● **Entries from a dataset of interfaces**
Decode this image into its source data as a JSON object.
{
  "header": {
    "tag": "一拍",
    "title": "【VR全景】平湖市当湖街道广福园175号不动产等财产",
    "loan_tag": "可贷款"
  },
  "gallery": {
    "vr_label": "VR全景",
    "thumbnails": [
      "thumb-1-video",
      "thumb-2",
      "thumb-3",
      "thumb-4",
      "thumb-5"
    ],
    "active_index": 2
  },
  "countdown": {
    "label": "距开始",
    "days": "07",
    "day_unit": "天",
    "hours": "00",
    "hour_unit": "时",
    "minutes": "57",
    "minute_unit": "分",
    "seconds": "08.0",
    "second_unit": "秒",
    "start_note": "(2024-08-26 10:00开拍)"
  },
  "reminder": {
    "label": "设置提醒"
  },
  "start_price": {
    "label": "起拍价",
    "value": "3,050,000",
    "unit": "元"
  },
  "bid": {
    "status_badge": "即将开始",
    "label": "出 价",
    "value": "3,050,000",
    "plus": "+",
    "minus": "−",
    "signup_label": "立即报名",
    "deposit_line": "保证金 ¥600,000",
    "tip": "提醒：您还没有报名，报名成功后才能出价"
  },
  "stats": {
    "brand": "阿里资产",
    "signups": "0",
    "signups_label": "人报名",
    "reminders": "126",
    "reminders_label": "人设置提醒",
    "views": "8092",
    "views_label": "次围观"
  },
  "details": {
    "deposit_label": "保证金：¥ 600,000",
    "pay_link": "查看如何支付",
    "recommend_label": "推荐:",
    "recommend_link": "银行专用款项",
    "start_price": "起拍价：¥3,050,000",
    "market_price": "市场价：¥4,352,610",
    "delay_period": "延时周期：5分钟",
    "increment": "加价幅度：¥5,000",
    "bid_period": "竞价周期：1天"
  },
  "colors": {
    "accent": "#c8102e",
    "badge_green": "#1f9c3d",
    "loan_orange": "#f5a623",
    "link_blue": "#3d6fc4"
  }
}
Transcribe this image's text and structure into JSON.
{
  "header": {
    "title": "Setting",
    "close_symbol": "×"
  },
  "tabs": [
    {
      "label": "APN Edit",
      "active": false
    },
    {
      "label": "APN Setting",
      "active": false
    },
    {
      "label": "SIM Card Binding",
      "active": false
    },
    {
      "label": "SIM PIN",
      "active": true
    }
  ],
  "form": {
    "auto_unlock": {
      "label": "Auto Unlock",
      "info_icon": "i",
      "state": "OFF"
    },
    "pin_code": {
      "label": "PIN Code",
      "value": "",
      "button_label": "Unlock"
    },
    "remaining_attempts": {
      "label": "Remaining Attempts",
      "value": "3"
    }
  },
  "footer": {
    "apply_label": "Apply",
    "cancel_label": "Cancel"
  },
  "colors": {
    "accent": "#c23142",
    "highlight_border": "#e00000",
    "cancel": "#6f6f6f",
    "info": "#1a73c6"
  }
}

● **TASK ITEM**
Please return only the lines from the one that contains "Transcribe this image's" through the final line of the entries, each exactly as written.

● **RESPONSE AREA**
Transcribe this image's text and structure into JSON.
{
  "header": {
    "title": "Setting",
    "close_symbol": "×"
  },
  "tabs": [
    {
      "label": "APN Edit",
      "active": false
    },
    {
      "label": "APN Setting",
      "active": false
    },
    {
      "label": "SIM Card Binding",
      "active": false
    },
    {
      "label": "SIM PIN",
      "active": true
    }
  ],
  "form": {
    "auto_unlock": {
      "label": "Auto Unlock",
      "info_icon": "i",
      "state": "OFF"
    },
    "pin_code": {
      "label": "PIN Code",
      "value": "",
      "button_label": "Unlock"
    },
    "remaining_attempts": {
      "label": "Remaining Attempts",
      "value": "3"
    }
  },
  "footer": {
    "apply_label": "Apply",
    "cancel_label": "Cancel"
  },
  "colors": {
    "accent": "#c23142",
    "highlight_border": "#e00000",
    "cancel": "#6f6f6f",
    "info": "#1a73c6"
  }
}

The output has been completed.